Ho Chi Minh

FINALLY, I've had a chance to knock this post together. It's been a long time coming! Our Vietname trip was six weeks ago, and I'm still only at the tip of the iceberg when it comes to going through pictures, so I'm going to do these posts one city at a time!

Ho Chi Minh was a culture shock like nothing I'd seen before. We flew in at about 1am, so the only thing that we saw on the first night was people, scooters and cartoon heat-lines coming off ourselves and everything around us. Our walk the next morning was next-level foreign. Everything in Vietnam is done on the street. Cooking, selling product, parking scooters, walking dogs, throwing chickens feet, the lot.

It makes a lot of sense, I guess; it's accessible to tourists, especially in the backpackers part of the city - you miss nothing, and you have enough food and sunglasses options to last you the capacity of your trip. We thought that people in Ho Chi Minh were fairly pushy when it came to trying to make sales, but it was nothing compared to the north of the country.

We didn't notice as much of a French influence in the infrastructure of the city (that came later), but we have read previously that it was a French-colonised country, and the influence was to be expected, in both the architecture and food.

We started the trip with food that was somewhat familiar to us; Pho, Bahn Mi, that sort of thing. Australia has (Westernized) versions of a handful of Vietnamese dishes, and we had eaten a lot of it previously. But nothing in Australia can be compared to authentic Vietnamese food, let me tell you now. Zilch.

The food got us right in the stomach feelings, and we didn't stop eating for two weeks.

On top of all that, the food is crazy cheap. 20,000VND equal 1 Australian dollar, and more often than not a packed bowl of Pho wouldn't break 40,000VND.

Get in my belly.

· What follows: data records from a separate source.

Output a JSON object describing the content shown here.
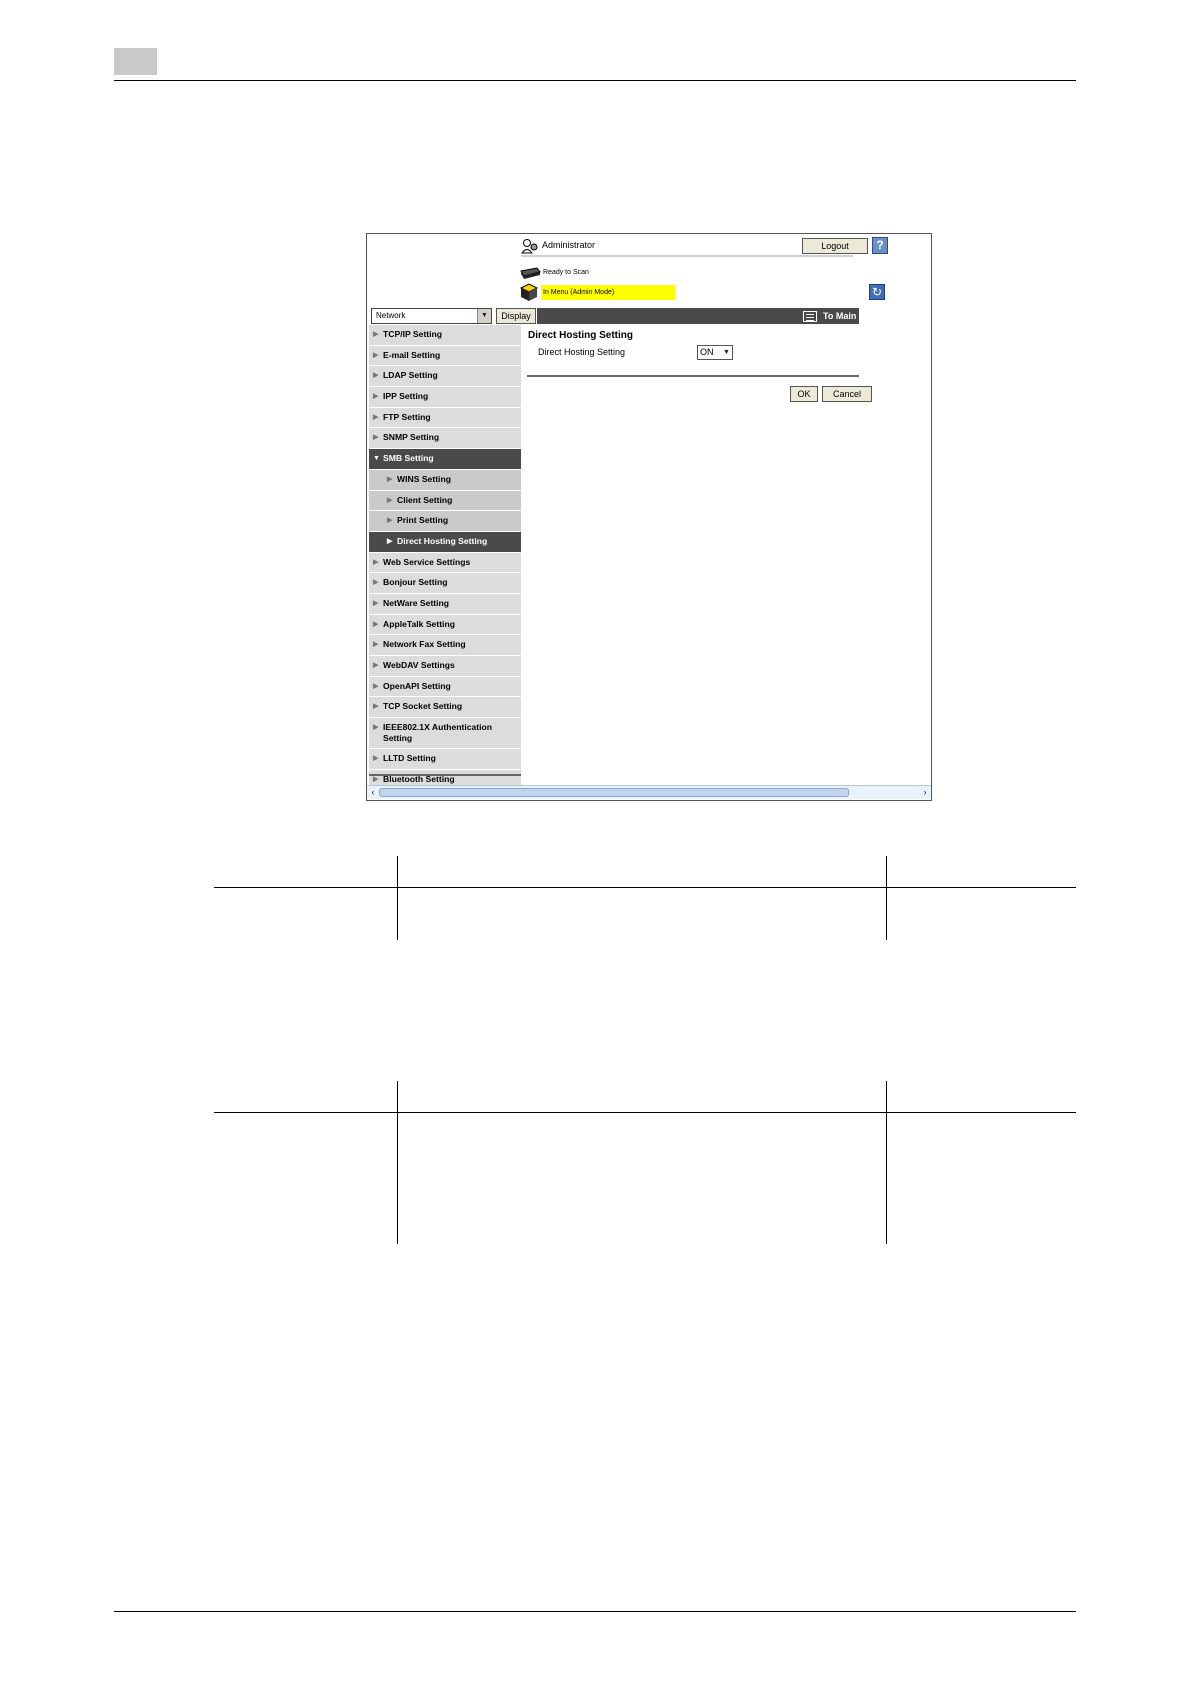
{
  "screen": {
    "user": {
      "label": "Administrator",
      "logout_label": "Logout",
      "help_symbol": "?"
    },
    "status": {
      "ready_text": "Ready to Scan",
      "mode_text": "In Menu (Admin Mode)"
    },
    "toolbar": {
      "category_value": "Network",
      "display_label": "Display",
      "main_menu_label": "To Main Menu"
    },
    "sidebar": {
      "items": [
        {
          "label": "TCP/IP Setting"
        },
        {
          "label": "E-mail Setting"
        },
        {
          "label": "LDAP Setting"
        },
        {
          "label": "IPP Setting"
        },
        {
          "label": "FTP Setting"
        },
        {
          "label": "SNMP Setting"
        },
        {
          "label": "SMB Setting"
        },
        {
          "label": "WINS Setting"
        },
        {
          "label": "Client Setting"
        },
        {
          "label": "Print Setting"
        },
        {
          "label": "Direct Hosting Setting"
        },
        {
          "label": "Web Service Settings"
        },
        {
          "label": "Bonjour Setting"
        },
        {
          "label": "NetWare Setting"
        },
        {
          "label": "AppleTalk Setting"
        },
        {
          "label": "Network Fax Setting"
        },
        {
          "label": "WebDAV Settings"
        },
        {
          "label": "OpenAPI Setting"
        },
        {
          "label": "TCP Socket Setting"
        },
        {
          "label": "IEEE802.1X Authentication Setting"
        },
        {
          "label": "LLTD Setting"
        },
        {
          "label": "Bluetooth Setting"
        }
      ]
    },
    "content": {
      "title": "Direct Hosting Setting",
      "field_label": "Direct Hosting Setting",
      "field_value": "ON",
      "ok_label": "OK",
      "cancel_label": "Cancel"
    }
  }
}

We didn't realise at the time - as Ho Chi Minh was our first stop - but it was the dirtiest of all the places we saw. 
I didn't really mind - I became part of thefurniture instantly, but some people, aka my high-society significant other, preferred the north parts of the country.

There was a lot of odd smells all mixed together to make one weird Vietnamese super-smell. It was a mix of food, dirt, fuel, sweat and heat, and I loved it. 
It's a good insight into a developing country, but still a safe and friendly environment. Generally speaking, locals are happy to speak to you (provided you're happy to be coaxed into buying things, you've got to keep in mind that their sales are their life - they make very little money selling on the street - depending, of course, on their product).

Children were dubious of us, and we meet a few young children of some of our friends who were very shy, and took a while to warm to us.

Otherwise, local people are beautiful. So many of them are content, despite sitting on the street for hours at a time washing dishes or trying to shine our shoes. Most often, they're happy exactly where they are, and it was amazing to see.